* **Records supplied**:

*** Block opens ***

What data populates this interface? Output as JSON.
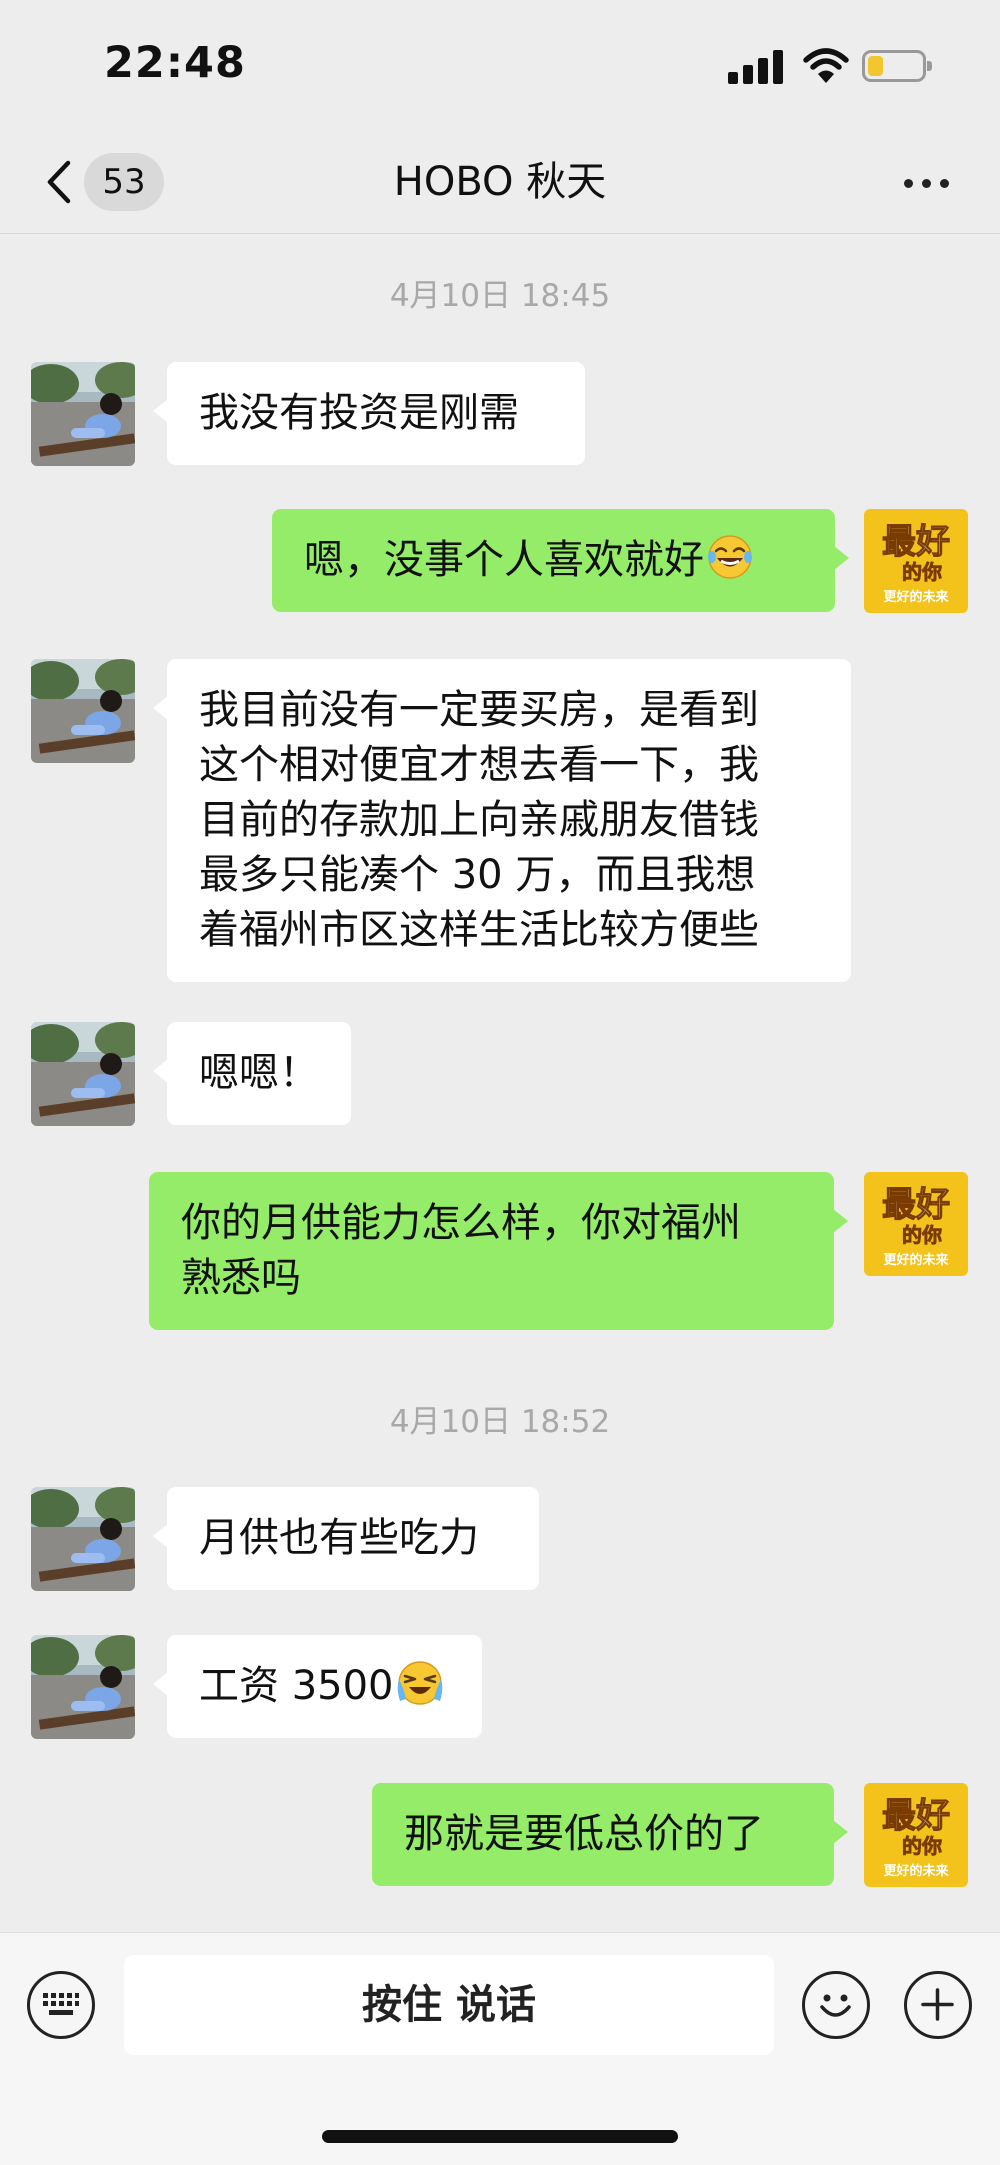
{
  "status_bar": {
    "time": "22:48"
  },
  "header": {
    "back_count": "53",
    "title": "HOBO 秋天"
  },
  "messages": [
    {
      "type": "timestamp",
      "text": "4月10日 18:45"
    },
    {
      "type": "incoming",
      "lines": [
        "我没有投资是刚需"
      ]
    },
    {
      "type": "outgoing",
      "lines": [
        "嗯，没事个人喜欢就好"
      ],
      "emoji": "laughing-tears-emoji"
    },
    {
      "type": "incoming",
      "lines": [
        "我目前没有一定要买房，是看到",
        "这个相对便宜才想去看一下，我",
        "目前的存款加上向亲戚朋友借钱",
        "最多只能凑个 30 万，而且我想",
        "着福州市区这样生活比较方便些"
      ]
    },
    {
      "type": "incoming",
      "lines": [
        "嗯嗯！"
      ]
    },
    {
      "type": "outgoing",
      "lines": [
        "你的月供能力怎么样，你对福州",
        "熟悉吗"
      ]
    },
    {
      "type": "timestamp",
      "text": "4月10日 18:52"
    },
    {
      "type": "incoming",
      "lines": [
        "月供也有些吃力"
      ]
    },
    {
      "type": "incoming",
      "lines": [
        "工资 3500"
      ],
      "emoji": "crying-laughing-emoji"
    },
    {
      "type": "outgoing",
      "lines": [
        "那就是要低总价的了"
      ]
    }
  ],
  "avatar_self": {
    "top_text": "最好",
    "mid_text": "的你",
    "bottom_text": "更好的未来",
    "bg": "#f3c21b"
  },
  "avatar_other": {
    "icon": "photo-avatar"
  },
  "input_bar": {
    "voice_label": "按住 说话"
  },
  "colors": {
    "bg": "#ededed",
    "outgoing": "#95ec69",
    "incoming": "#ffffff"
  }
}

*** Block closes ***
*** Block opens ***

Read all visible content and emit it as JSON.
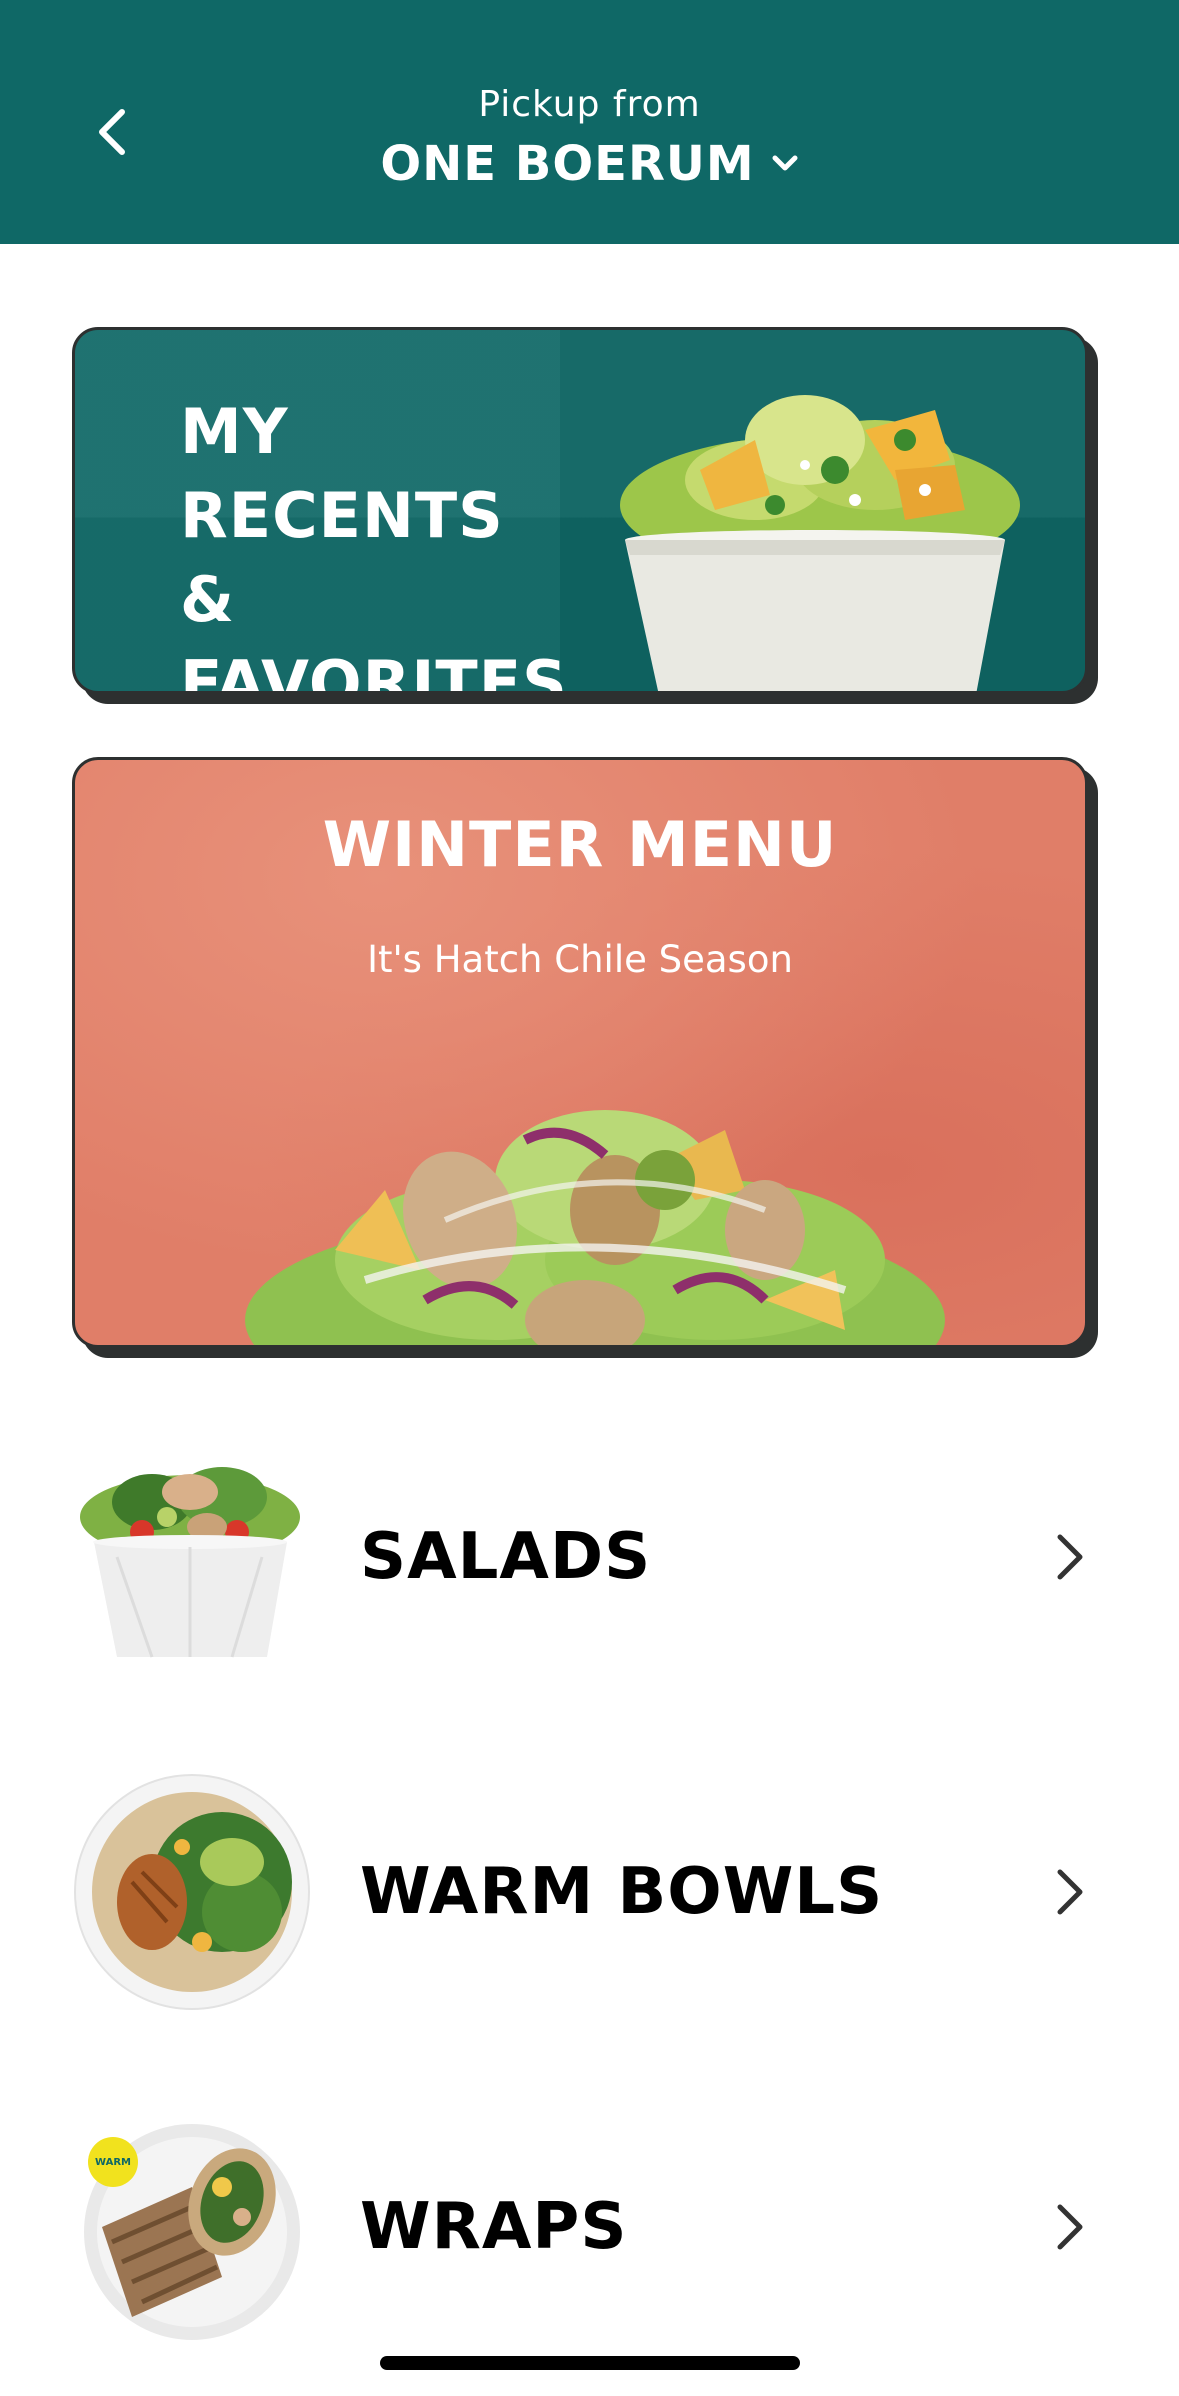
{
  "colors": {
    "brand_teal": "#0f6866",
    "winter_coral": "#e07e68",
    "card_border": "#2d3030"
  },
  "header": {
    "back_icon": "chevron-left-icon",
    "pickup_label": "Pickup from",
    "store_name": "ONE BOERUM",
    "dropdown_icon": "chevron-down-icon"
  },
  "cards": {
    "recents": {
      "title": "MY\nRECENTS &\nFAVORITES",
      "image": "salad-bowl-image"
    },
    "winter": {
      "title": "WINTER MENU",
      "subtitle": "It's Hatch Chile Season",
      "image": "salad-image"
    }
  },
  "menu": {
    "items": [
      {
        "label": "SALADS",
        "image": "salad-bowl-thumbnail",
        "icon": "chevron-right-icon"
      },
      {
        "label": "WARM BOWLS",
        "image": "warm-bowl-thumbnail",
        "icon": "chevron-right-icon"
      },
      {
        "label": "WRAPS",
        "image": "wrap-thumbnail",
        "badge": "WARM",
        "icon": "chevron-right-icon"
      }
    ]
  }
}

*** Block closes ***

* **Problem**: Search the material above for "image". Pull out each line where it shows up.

* **Task answer**:
      "image": "salad-bowl-image"
      "image": "salad-image"
        "image": "salad-bowl-thumbnail",
        "image": "warm-bowl-thumbnail",
        "image": "wrap-thumbnail",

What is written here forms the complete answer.